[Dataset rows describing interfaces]
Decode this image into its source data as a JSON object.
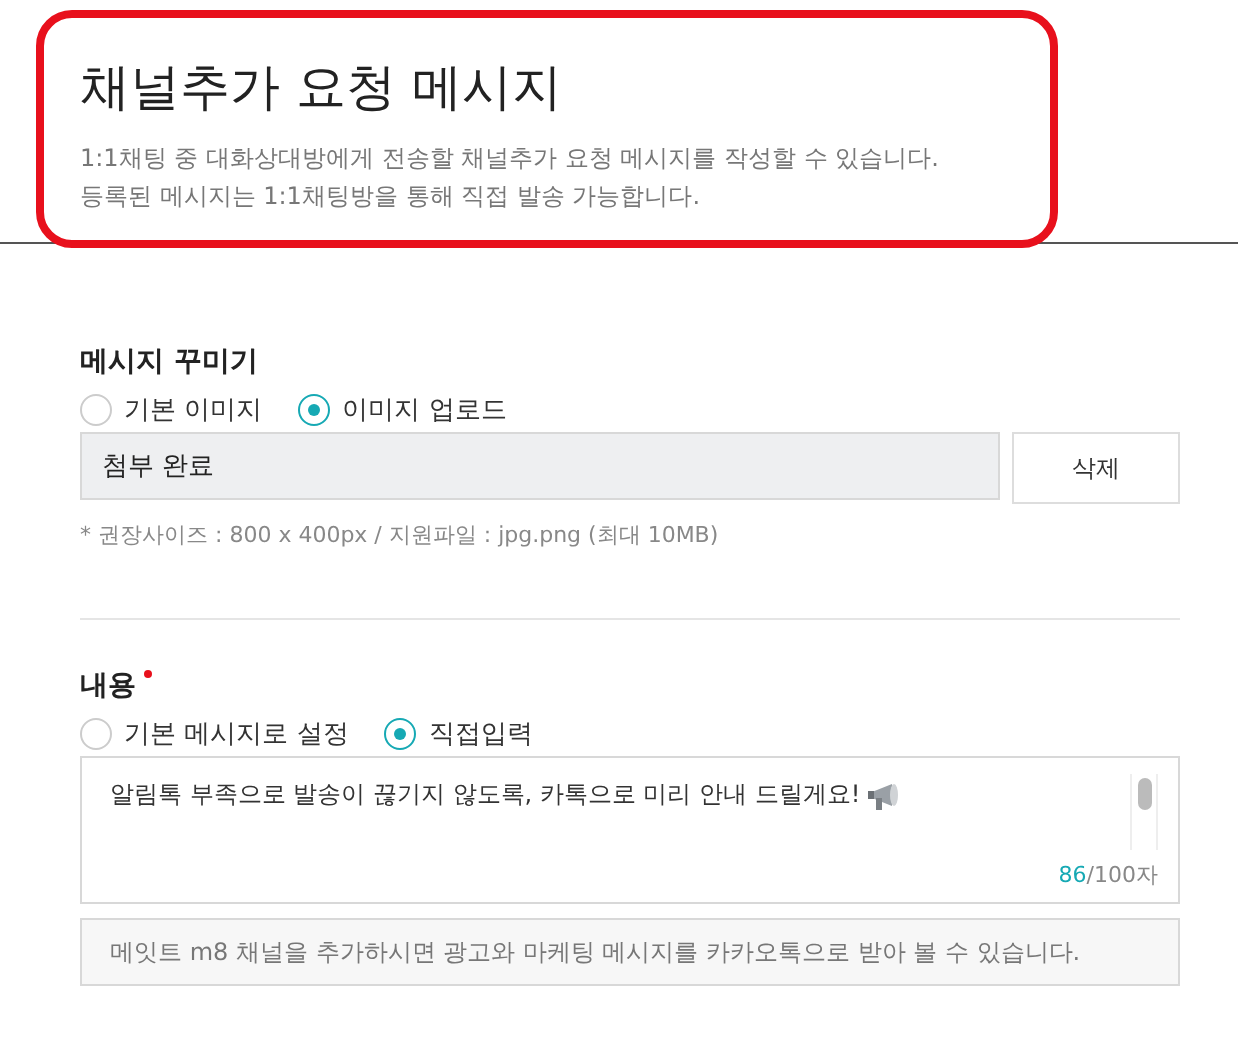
{
  "header": {
    "title": "채널추가 요청 메시지",
    "description": [
      "1:1채팅 중 대화상대방에게 전송할 채널추가 요청 메시지를 작성할 수 있습니다.",
      "등록된 메시지는 1:1채팅방을 통해 직접 발송 가능합니다."
    ]
  },
  "image_section": {
    "heading": "메시지 꾸미기",
    "options": [
      {
        "label": "기본 이미지",
        "selected": false
      },
      {
        "label": "이미지 업로드",
        "selected": true
      }
    ],
    "file_field": {
      "value": "첨부 완료"
    },
    "delete_button": "삭제",
    "hint": "* 권장사이즈 : 800 x 400px / 지원파일 : jpg.png (최대 10MB)"
  },
  "content_section": {
    "heading": "내용",
    "required": true,
    "options": [
      {
        "label": "기본 메시지로 설정",
        "selected": false
      },
      {
        "label": "직접입력",
        "selected": true
      }
    ],
    "message": {
      "value": "알림톡 부족으로 발송이 끊기지 않도록, 카톡으로 미리 안내 드릴게요!",
      "count": "86",
      "limit": "/100자"
    },
    "footer_text": "메잇트 m8 채널을 추가하시면 광고와 마케팅 메시지를 카카오톡으로 받아 볼 수 있습니다."
  }
}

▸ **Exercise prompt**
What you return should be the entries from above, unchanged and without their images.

▸ **Solution to this exercise**
Decode this image into its source data as a JSON object.
{
  "header": {
    "title": "채널추가 요청 메시지",
    "description": [
      "1:1채팅 중 대화상대방에게 전송할 채널추가 요청 메시지를 작성할 수 있습니다.",
      "등록된 메시지는 1:1채팅방을 통해 직접 발송 가능합니다."
    ]
  },
  "image_section": {
    "heading": "메시지 꾸미기",
    "options": [
      {
        "label": "기본 이미지",
        "selected": false
      },
      {
        "label": "이미지 업로드",
        "selected": true
      }
    ],
    "file_field": {
      "value": "첨부 완료"
    },
    "delete_button": "삭제",
    "hint": "* 권장사이즈 : 800 x 400px / 지원파일 : jpg.png (최대 10MB)"
  },
  "content_section": {
    "heading": "내용",
    "required": true,
    "options": [
      {
        "label": "기본 메시지로 설정",
        "selected": false
      },
      {
        "label": "직접입력",
        "selected": true
      }
    ],
    "message": {
      "value": "알림톡 부족으로 발송이 끊기지 않도록, 카톡으로 미리 안내 드릴게요!",
      "count": "86",
      "limit": "/100자"
    },
    "footer_text": "메잇트 m8 채널을 추가하시면 광고와 마케팅 메시지를 카카오톡으로 받아 볼 수 있습니다."
  }
}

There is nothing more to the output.